(Extracted data Opens)
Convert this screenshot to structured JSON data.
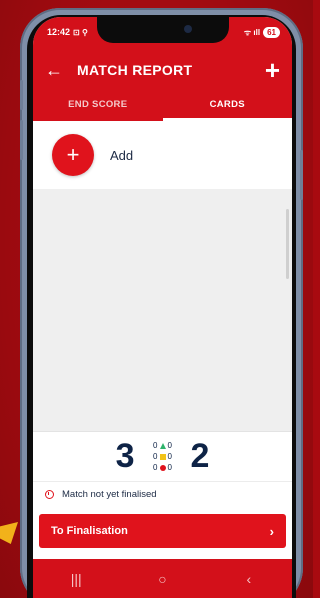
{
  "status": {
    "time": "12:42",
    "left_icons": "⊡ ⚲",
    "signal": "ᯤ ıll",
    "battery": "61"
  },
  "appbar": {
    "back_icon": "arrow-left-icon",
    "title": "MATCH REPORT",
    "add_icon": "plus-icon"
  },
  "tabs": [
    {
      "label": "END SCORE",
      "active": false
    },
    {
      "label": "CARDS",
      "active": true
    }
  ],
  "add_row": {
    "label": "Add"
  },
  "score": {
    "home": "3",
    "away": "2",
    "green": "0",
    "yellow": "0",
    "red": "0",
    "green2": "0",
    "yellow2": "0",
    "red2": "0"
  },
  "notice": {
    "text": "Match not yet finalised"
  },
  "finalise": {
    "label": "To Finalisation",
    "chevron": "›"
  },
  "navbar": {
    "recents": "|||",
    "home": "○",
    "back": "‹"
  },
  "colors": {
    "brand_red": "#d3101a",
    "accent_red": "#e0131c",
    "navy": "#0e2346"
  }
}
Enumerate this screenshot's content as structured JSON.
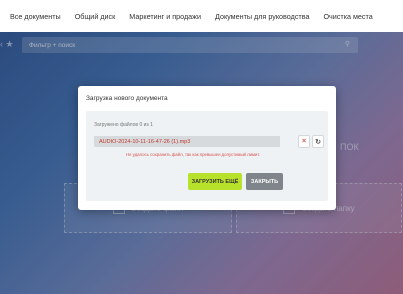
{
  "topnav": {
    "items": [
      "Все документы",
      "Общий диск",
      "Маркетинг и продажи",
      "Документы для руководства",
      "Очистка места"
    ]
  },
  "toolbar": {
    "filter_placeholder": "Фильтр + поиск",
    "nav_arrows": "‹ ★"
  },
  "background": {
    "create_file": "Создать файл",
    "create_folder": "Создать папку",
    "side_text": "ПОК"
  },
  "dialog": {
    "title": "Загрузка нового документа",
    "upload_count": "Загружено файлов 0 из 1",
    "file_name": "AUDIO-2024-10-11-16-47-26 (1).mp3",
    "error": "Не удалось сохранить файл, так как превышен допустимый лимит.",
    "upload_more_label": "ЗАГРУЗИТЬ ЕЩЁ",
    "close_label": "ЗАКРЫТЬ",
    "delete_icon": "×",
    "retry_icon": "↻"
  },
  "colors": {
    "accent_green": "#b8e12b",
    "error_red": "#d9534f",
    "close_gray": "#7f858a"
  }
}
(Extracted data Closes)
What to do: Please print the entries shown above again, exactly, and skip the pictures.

Written answer:
Convert this screenshot to structured JSON data.
{
  "status": {
    "time": "12:42",
    "left_icons": "⊡ ⚲",
    "signal": "ᯤ ıll",
    "battery": "61"
  },
  "appbar": {
    "back_icon": "arrow-left-icon",
    "title": "MATCH REPORT",
    "add_icon": "plus-icon"
  },
  "tabs": [
    {
      "label": "END SCORE",
      "active": false
    },
    {
      "label": "CARDS",
      "active": true
    }
  ],
  "add_row": {
    "label": "Add"
  },
  "score": {
    "home": "3",
    "away": "2",
    "green": "0",
    "yellow": "0",
    "red": "0",
    "green2": "0",
    "yellow2": "0",
    "red2": "0"
  },
  "notice": {
    "text": "Match not yet finalised"
  },
  "finalise": {
    "label": "To Finalisation",
    "chevron": "›"
  },
  "navbar": {
    "recents": "|||",
    "home": "○",
    "back": "‹"
  },
  "colors": {
    "brand_red": "#d3101a",
    "accent_red": "#e0131c",
    "navy": "#0e2346"
  }
}
Enumerate this screenshot's content as structured JSON.
{
  "topnav": {
    "items": [
      "Все документы",
      "Общий диск",
      "Маркетинг и продажи",
      "Документы для руководства",
      "Очистка места"
    ]
  },
  "toolbar": {
    "filter_placeholder": "Фильтр + поиск",
    "nav_arrows": "‹ ★"
  },
  "background": {
    "create_file": "Создать файл",
    "create_folder": "Создать папку",
    "side_text": "ПОК"
  },
  "dialog": {
    "title": "Загрузка нового документа",
    "upload_count": "Загружено файлов 0 из 1",
    "file_name": "AUDIO-2024-10-11-16-47-26 (1).mp3",
    "error": "Не удалось сохранить файл, так как превышен допустимый лимит.",
    "upload_more_label": "ЗАГРУЗИТЬ ЕЩЁ",
    "close_label": "ЗАКРЫТЬ",
    "delete_icon": "×",
    "retry_icon": "↻"
  },
  "colors": {
    "accent_green": "#b8e12b",
    "error_red": "#d9534f",
    "close_gray": "#7f858a"
  }
}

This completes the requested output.